Logging on the B.C. coast is sustainable if a decent land base is preserved

Re: B.C.’s forest management practices operate at a deficit (C.R. Mirror June 17 and online June 11)

Mr. Cooley obviously has no knowledge of logging or forestry, past or present. His obvious desire to ride bicycles through a beautiful, healthy forest is just great, however, the “blight” of logging patches of his nirvana upsets him greatly.

There is room for both cycling and logging in our forests but logging is far and above the largest financial contributor to our local economy. Well paid jobs spread all over Vancouver Island need a steady land base on which to operate. Work always trumps play.

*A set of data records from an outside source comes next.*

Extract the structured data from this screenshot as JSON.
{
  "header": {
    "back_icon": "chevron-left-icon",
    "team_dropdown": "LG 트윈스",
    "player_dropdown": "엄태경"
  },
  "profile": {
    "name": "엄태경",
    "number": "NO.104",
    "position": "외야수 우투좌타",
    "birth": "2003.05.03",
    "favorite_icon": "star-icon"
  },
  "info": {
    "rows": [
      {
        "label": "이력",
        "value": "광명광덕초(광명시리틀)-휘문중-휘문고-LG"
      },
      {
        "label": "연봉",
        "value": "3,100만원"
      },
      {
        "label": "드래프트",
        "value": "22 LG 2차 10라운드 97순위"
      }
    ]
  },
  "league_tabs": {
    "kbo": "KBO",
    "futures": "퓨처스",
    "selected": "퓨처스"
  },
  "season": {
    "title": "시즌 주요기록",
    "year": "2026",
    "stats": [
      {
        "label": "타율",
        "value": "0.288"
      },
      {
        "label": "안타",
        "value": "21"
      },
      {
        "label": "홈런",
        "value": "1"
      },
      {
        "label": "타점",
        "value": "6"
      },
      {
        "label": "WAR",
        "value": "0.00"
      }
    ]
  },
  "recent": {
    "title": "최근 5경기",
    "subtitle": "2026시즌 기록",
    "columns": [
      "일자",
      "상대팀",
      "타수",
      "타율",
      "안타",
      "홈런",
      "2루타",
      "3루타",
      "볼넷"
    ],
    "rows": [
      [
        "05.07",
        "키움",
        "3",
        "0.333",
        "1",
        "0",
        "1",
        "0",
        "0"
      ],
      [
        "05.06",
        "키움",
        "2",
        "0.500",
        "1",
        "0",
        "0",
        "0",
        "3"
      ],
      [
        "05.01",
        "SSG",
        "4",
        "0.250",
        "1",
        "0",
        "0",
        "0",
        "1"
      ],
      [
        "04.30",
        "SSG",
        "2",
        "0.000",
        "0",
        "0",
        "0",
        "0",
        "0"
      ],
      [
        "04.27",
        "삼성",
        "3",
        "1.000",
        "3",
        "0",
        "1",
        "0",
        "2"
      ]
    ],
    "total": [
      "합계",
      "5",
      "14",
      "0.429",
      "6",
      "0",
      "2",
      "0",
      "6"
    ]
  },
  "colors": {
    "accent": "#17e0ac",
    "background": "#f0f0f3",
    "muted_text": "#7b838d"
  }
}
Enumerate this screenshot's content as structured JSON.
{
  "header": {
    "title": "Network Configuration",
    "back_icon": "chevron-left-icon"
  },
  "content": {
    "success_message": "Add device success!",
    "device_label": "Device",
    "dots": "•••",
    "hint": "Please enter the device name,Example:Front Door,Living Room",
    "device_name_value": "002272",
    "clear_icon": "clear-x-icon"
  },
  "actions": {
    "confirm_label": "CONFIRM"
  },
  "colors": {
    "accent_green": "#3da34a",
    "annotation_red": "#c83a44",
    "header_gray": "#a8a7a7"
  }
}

Low-intensity patch cuts (as done on Quadra Island) seem the best way to achieve sharing, as long as special interest groups, such as cyclists, don’t get greedy and want it all.

Incidentally, the “selective” logging of railways and donkeys that he references were brutal clearcuts. The Comox Logging Co. yarded 2,500-foot circles around wooden spar trees and left any partial circles to contractors. The second growth he wants protected grew up despite this. Island Timber by Richard S. Mackie is one of the best historical books on local logging.

Today’s logging on the B.C. coast is sustainable if a decent land base is preserved. Old growth that is protected should include all the second growth in our vast network of parks, trees that will never be logging.

Arne Liseth

Quadra Island